The Bay Area guitarist is joined by six-string guests ranging from Bonnie Raitt and Buddy Guy to Taj Mahal and rockabilly legend Scotty Moore. But it's Walker's high-pitched vocals and his versatile songwriting that dominate "Great Guitars." Walker, who appears Friday at the Ash Grove, isn't flashy, but he's matured into a top-flight bluesman. Albums are rated on a scale of one star (poor), two stars (fair), three stars (good) and four stars (excellent).
NEWS
October 11, 1994 | From Newsday

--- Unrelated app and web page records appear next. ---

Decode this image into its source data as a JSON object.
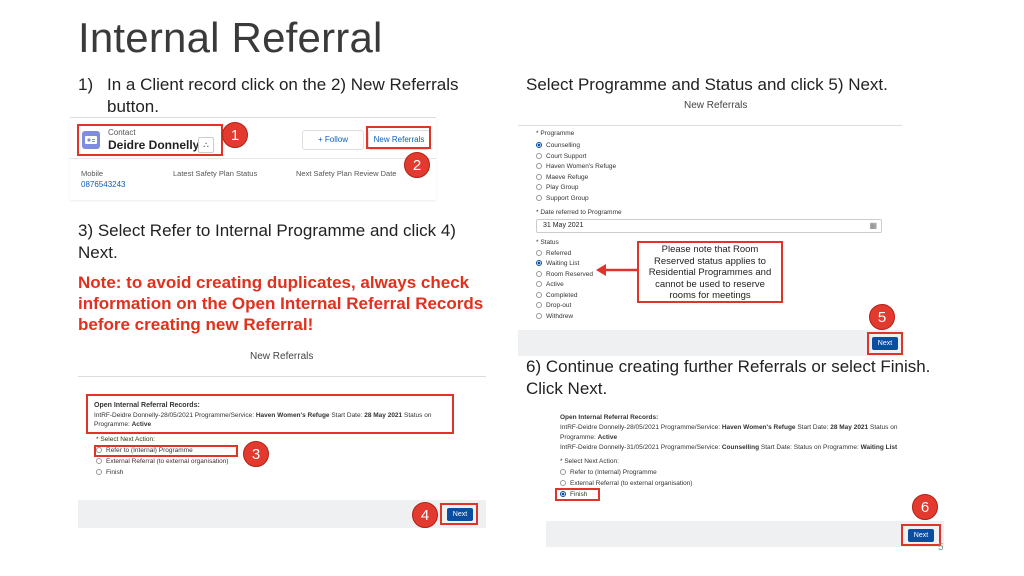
{
  "title": "Internal Referral",
  "steps": {
    "s1_num": "1)",
    "s1_line1": "In a Client record click on the 2) New Referrals",
    "s1_line2": "button.",
    "s3_line1": "3) Select Refer to Internal Programme and click 4)",
    "s3_line2": "Next.",
    "note_line1": "Note: to avoid creating duplicates, always check",
    "note_line2": "information on the Open Internal Referral Records",
    "note_line3": "before creating new Referral!",
    "s5": "Select Programme and Status and click 5) Next.",
    "s6_line1": "6) Continue creating further Referrals or select Finish.",
    "s6_line2": "Click Next."
  },
  "contact_panel": {
    "type_label": "Contact",
    "name": "Deidre Donnelly",
    "follow_label": "+ Follow",
    "new_referrals_label": "New Referrals",
    "col_mobile": "Mobile",
    "mobile_value": "0876543243",
    "col_safety": "Latest Safety Plan Status",
    "col_review": "Next Safety Plan Review Date"
  },
  "badges": [
    "1",
    "2",
    "3",
    "4",
    "5",
    "6"
  ],
  "modal3": {
    "header": "New Referrals",
    "records_title": "Open Internal Referral Records:",
    "record_line_a": "IntRF-Deidre Donnelly-28/05/2021 Programme/Service: ",
    "record_service": "Haven Women's Refuge",
    "record_line_b": " Start Date: ",
    "record_date": "28 May 2021",
    "record_line_c": " Status on",
    "record_line_d": "Programme: ",
    "record_status": "Active",
    "next_action_label": "* Select Next Action:",
    "opt1": "Refer to (Internal) Programme",
    "opt2": "External Referral (to external organisation)",
    "opt3": "Finish",
    "next_label": "Next"
  },
  "modal5": {
    "header": "New Referrals",
    "programme_label": "* Programme",
    "programmes": [
      "Counselling",
      "Court Support",
      "Haven Women's Refuge",
      "Maeve Refuge",
      "Play Group",
      "Support Group"
    ],
    "date_label": "* Date referred to Programme",
    "date_value": "31 May 2021",
    "status_label": "* Status",
    "statuses": [
      "Referred",
      "Waiting List",
      "Room Reserved",
      "Active",
      "Completed",
      "Drop-out",
      "Withdrew"
    ],
    "callout_line1": "Please note that Room",
    "callout_line2": "Reserved status applies to",
    "callout_line3": "Residential Programmes and",
    "callout_line4": "cannot be used to reserve",
    "callout_line5": "rooms for meetings",
    "next_label": "Next"
  },
  "modal6": {
    "records_title": "Open Internal Referral Records:",
    "r1_a": "IntRF-Deidre Donnelly-28/05/2021 Programme/Service: ",
    "r1_service": "Haven Women's Refuge",
    "r1_b": " Start Date: ",
    "r1_date": "28 May 2021",
    "r1_c": " Status on",
    "r1_d": "Programme: ",
    "r1_status": "Active",
    "r2_a": "IntRF-Deidre Donnelly-31/05/2021 Programme/Service: ",
    "r2_service": "Counselling",
    "r2_b": " Start Date: Status on Programme: ",
    "r2_status": "Waiting List",
    "next_action_label": "* Select Next Action:",
    "opt1": "Refer to (Internal) Programme",
    "opt2": "External Referral (to external organisation)",
    "opt3": "Finish",
    "next_label": "Next"
  },
  "page_number": "5"
}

Danny Gatton, who long held a reputation among musicians and in the music press as "the world's greatest unknown guitarist," has died of an apparently self-inflicted gunshot wound. He was 49. Gatton died Oct. 4 at his home in southern Maryland. The guitarist gained national recognition with a 1991 Grammy award nomination for best rock instrumental performance for the album "88 Elmira Street," but for most of his career languished in relative obscurity. A legend in the Washington, D.C.
ENTERTAINMENT
May 23, 1997 | MIKE BOEHM
In a sequel to one of last year's most enjoyable and conceptually savvy daylong rock festivals, Hootenanny '97 will play again at Oak Canyon Ranch in Santiago Canyon. It brings together some of rock's key originators along with younger traditionalists and some rambunctious modern-rockers who have one foot in punk and another in roots-rock tradition. Headlining the July 5 concert are a couple of rock's founding cornerstones, Chuck Berry and the guitar-and-drums duo of Scotty Moore and D.J.
NEWS
August 5, 1997 | DENNIS McLELLAN, TIMES STAFF WRITER
Elvis Presley may have permanently left the building 20 years ago this month, but the King of Rock 'n' Roll has never gone away. More than 300 books have been published about the show business phenomenon who was found dead in his fabled Memphis mansion Aug. 16, 1977. There have been books by Elvis' relatives, former lovers, members of his inner circle known as the "Memphis Mafia" and ex-wife Priscilla.
ENTERTAINMENT
July 1, 1997
Hercules had the Augean stable to clean. Craig McGahey has the reputation of Club Mesa. The Costa Mesa nightclub's stature as a grass-roots rock venue collapsed in the mid-'90s as it became known as a haven for racist skinheads who threw their weight around along with their rancid opinions. "Club Nazi" became its informal nickname among the local alt-rock cognoscenti. Now promoter McGahey aims to restore the club's good name. His history as a promoter on the O.C.
ENTERTAINMENT
September 21, 2000
SAN JUAN CAPISTRANO 8pm Pop Music Speaking of this year's Hootenanny, while many of the acts had the pomaded crowd cheering, only one had them in awe: Scotty Moore, the seminal guitarist who helped create the sound of rock 'n' roll in the astounding Sun Records sessions he did in the 1950s with Elvis Presley and bassist Bill Black. Moore returns, sitting in again with latter-day rockabilly bassist Lee Rocker, for this show in San Juan Capistrano.
Los Angeles Times Articles
|